* WHAT YOU SHOULD DO
The lines to copy from the data below are those that hold the string "Process".

INPUT RECORDS Block Start

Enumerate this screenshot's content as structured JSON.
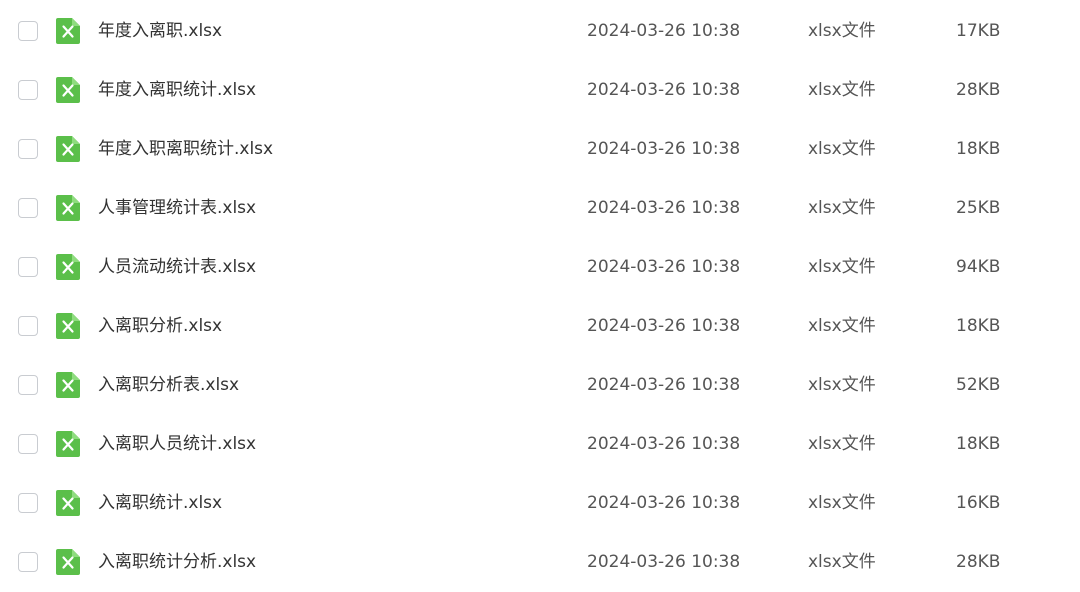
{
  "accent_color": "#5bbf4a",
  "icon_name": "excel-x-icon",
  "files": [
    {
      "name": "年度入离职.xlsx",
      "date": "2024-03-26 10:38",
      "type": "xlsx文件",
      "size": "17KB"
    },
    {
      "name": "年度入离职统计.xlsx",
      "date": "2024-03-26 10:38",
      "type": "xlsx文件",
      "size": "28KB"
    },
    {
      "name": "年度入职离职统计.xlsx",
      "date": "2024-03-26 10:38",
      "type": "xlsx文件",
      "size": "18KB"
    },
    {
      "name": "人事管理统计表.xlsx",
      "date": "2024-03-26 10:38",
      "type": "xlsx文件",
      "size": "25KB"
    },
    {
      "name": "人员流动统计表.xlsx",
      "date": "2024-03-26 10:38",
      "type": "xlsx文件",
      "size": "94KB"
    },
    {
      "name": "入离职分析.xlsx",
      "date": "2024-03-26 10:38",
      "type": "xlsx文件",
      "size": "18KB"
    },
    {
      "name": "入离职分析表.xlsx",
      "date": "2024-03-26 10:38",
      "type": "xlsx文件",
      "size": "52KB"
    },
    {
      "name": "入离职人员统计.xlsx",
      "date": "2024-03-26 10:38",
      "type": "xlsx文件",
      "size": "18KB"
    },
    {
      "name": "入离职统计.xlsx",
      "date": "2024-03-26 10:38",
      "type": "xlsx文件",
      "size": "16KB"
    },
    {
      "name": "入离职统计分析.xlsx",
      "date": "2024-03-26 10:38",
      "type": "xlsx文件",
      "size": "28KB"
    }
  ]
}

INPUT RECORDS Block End
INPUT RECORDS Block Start

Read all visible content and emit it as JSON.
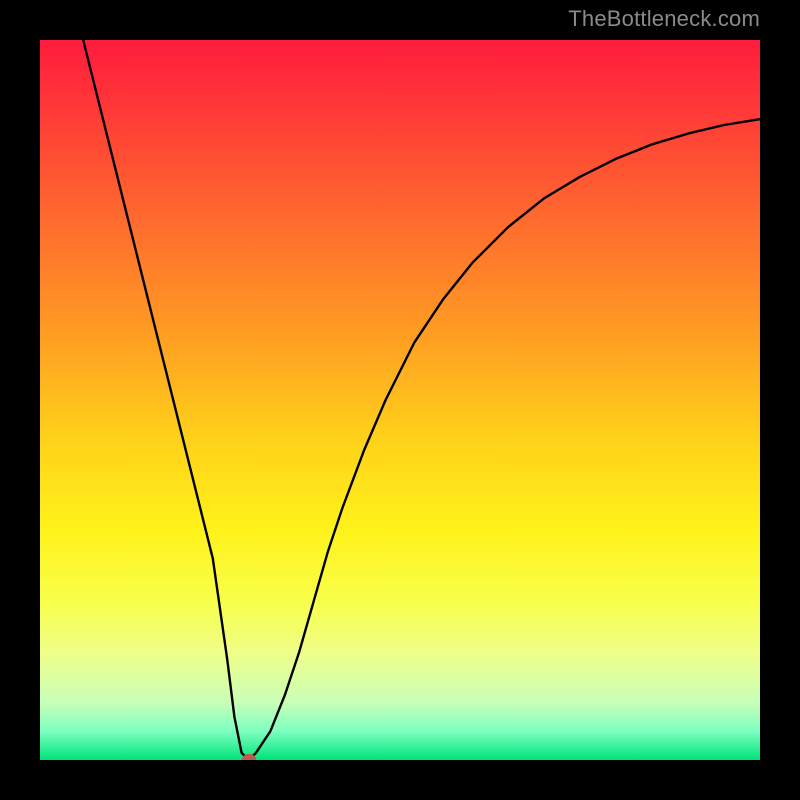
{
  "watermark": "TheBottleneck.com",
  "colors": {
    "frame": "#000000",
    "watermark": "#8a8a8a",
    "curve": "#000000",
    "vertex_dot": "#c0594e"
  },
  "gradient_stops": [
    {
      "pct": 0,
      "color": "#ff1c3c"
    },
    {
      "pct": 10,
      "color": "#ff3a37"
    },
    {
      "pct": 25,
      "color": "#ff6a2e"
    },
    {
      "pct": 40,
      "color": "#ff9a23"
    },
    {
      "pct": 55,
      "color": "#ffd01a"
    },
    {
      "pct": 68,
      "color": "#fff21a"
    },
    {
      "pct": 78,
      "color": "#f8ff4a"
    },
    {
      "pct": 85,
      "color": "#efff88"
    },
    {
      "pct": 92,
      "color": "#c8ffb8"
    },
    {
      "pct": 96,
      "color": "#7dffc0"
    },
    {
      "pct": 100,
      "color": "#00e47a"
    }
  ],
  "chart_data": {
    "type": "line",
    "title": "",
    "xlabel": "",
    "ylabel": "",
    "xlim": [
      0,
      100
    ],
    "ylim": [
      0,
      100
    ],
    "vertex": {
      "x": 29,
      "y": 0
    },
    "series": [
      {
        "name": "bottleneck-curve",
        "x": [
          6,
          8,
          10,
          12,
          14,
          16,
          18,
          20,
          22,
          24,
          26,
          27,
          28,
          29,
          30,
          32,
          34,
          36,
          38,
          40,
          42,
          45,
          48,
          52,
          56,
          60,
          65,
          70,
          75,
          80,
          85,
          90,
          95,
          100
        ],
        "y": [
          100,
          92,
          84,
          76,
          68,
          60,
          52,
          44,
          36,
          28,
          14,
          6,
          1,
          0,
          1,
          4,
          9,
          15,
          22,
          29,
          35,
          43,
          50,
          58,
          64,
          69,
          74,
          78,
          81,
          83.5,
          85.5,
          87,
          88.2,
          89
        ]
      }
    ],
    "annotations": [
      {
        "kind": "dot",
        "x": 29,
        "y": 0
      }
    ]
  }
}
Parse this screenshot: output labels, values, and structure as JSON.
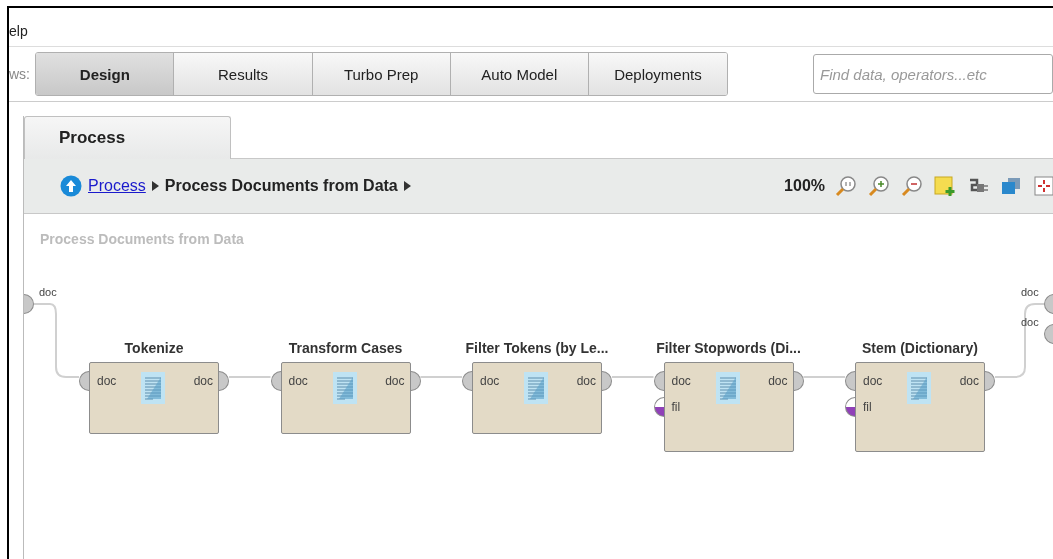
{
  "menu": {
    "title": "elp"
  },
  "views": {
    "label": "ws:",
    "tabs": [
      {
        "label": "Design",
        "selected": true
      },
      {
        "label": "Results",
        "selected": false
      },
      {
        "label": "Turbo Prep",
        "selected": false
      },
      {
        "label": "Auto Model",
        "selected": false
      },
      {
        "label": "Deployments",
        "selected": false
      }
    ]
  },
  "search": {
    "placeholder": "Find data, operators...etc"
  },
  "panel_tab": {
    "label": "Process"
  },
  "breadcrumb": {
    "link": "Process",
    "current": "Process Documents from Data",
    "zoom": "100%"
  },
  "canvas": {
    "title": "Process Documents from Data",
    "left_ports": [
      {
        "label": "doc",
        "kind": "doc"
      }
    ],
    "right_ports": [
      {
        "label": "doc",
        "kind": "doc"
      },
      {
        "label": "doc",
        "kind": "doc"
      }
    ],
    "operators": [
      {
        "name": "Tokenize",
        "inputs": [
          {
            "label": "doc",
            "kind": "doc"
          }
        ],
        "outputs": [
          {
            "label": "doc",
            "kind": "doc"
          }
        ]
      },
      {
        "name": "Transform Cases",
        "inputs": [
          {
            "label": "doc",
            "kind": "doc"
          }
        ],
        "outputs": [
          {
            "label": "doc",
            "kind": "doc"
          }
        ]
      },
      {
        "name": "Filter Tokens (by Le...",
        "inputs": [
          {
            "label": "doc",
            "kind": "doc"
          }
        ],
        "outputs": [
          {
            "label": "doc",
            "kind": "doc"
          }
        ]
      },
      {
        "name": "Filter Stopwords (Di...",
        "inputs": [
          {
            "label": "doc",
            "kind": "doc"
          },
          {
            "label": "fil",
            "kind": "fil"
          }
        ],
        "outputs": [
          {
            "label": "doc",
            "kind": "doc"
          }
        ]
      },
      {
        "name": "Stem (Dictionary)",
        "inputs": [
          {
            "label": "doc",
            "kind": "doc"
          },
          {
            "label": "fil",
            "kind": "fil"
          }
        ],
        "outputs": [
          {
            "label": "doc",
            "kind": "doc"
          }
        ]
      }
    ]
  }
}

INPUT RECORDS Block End
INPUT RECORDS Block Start

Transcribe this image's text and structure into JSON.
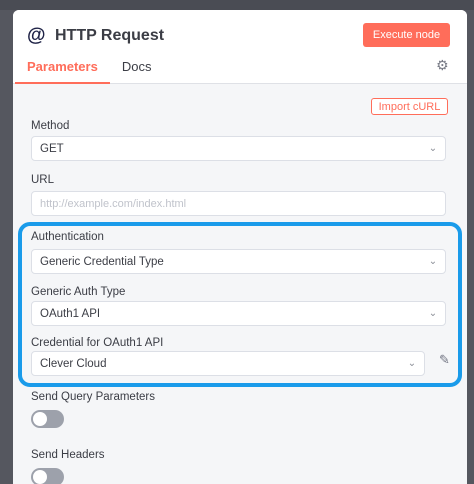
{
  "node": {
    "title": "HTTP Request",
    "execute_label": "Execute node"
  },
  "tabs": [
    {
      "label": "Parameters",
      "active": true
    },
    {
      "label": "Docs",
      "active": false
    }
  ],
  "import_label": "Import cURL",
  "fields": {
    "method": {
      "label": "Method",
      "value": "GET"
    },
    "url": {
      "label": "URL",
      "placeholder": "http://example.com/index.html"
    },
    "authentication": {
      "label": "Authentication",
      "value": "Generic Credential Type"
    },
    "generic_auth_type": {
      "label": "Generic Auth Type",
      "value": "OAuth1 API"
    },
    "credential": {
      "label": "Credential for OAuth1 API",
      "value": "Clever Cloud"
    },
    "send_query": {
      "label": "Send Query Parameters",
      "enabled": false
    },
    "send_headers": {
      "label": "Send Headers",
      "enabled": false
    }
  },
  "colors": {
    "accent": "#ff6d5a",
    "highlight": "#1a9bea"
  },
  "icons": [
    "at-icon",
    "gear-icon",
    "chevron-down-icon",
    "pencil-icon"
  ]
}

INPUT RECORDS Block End

* EXERCISE RESULT
    "label": "Process"
    "link": "Process",
    "current": "Process Documents from Data",
    "title": "Process Documents from Data",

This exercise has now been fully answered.